- Directions
If a line of the data below holds the word "heading", list it.

- The data
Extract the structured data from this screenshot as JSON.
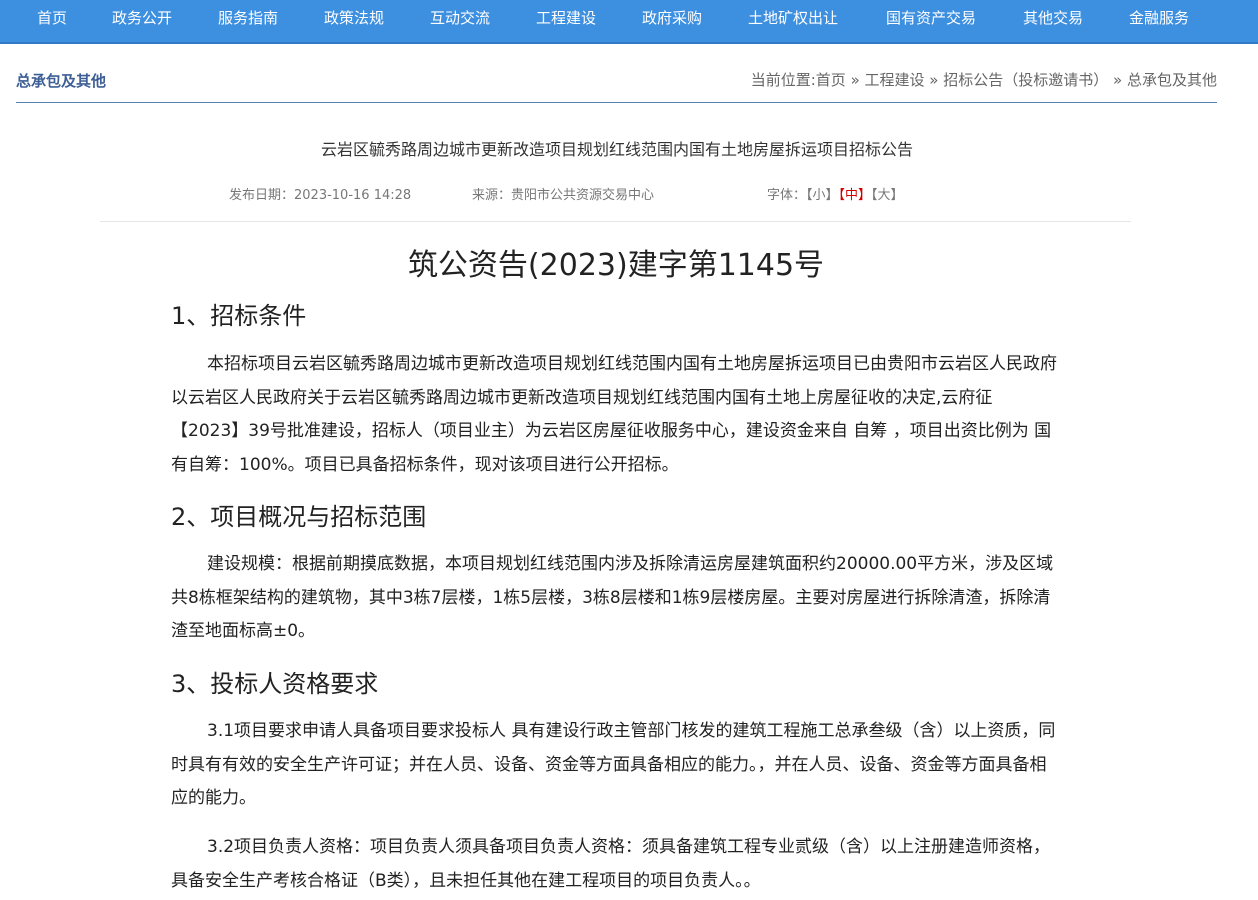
{
  "nav": {
    "items": [
      "首页",
      "政务公开",
      "服务指南",
      "政策法规",
      "互动交流",
      "工程建设",
      "政府采购",
      "土地矿权出让",
      "国有资产交易",
      "其他交易",
      "金融服务"
    ]
  },
  "header": {
    "section": "总承包及其他",
    "breadcrumb": {
      "prefix": "当前位置:",
      "home": "首页",
      "sep": " » ",
      "level1": "工程建设",
      "level2": "招标公告（投标邀请书）",
      "level3": "总承包及其他"
    }
  },
  "article": {
    "title": "云岩区毓秀路周边城市更新改造项目规划红线范围内国有土地房屋拆运项目招标公告",
    "meta": {
      "date_label": "发布日期：",
      "date": "2023-10-16 14:28",
      "source_label": "来源：",
      "source": "贵阳市公共资源交易中心",
      "font_label": "字体：",
      "size_small": "【小】",
      "size_medium": "【中】",
      "size_large": "【大】"
    },
    "doc_number": "筑公资告(2023)建字第1145号",
    "sections": [
      {
        "heading": "1、招标条件",
        "paragraphs": [
          "本招标项目云岩区毓秀路周边城市更新改造项目规划红线范围内国有土地房屋拆运项目已由贵阳市云岩区人民政府以云岩区人民政府关于云岩区毓秀路周边城市更新改造项目规划红线范围内国有土地上房屋征收的决定,云府征【2023】39号批准建设，招标人（项目业主）为云岩区房屋征收服务中心，建设资金来自 自筹 ，项目出资比例为 国有自筹：100%。项目已具备招标条件，现对该项目进行公开招标。"
        ]
      },
      {
        "heading": "2、项目概况与招标范围",
        "paragraphs": [
          "建设规模：根据前期摸底数据，本项目规划红线范围内涉及拆除清运房屋建筑面积约20000.00平方米，涉及区域共8栋框架结构的建筑物，其中3栋7层楼，1栋5层楼，3栋8层楼和1栋9层楼房屋。主要对房屋进行拆除清渣，拆除清渣至地面标高±0。"
        ]
      },
      {
        "heading": "3、投标人资格要求",
        "paragraphs": [
          "3.1项目要求申请人具备项目要求投标人 具有建设行政主管部门核发的建筑工程施工总承叁级（含）以上资质，同时具有有效的安全生产许可证；并在人员、设备、资金等方面具备相应的能力。，并在人员、设备、资金等方面具备相应的能力。",
          "3.2项目负责人资格：项目负责人须具备项目负责人资格：须具备建筑工程专业贰级（含）以上注册建造师资格，具备安全生产考核合格证（B类），且未担任其他在建工程项目的项目负责人。。"
        ]
      }
    ]
  }
}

- Task output
        "heading": "1、招标条件",
        "heading": "2、项目概况与招标范围",
        "heading": "3、投标人资格要求",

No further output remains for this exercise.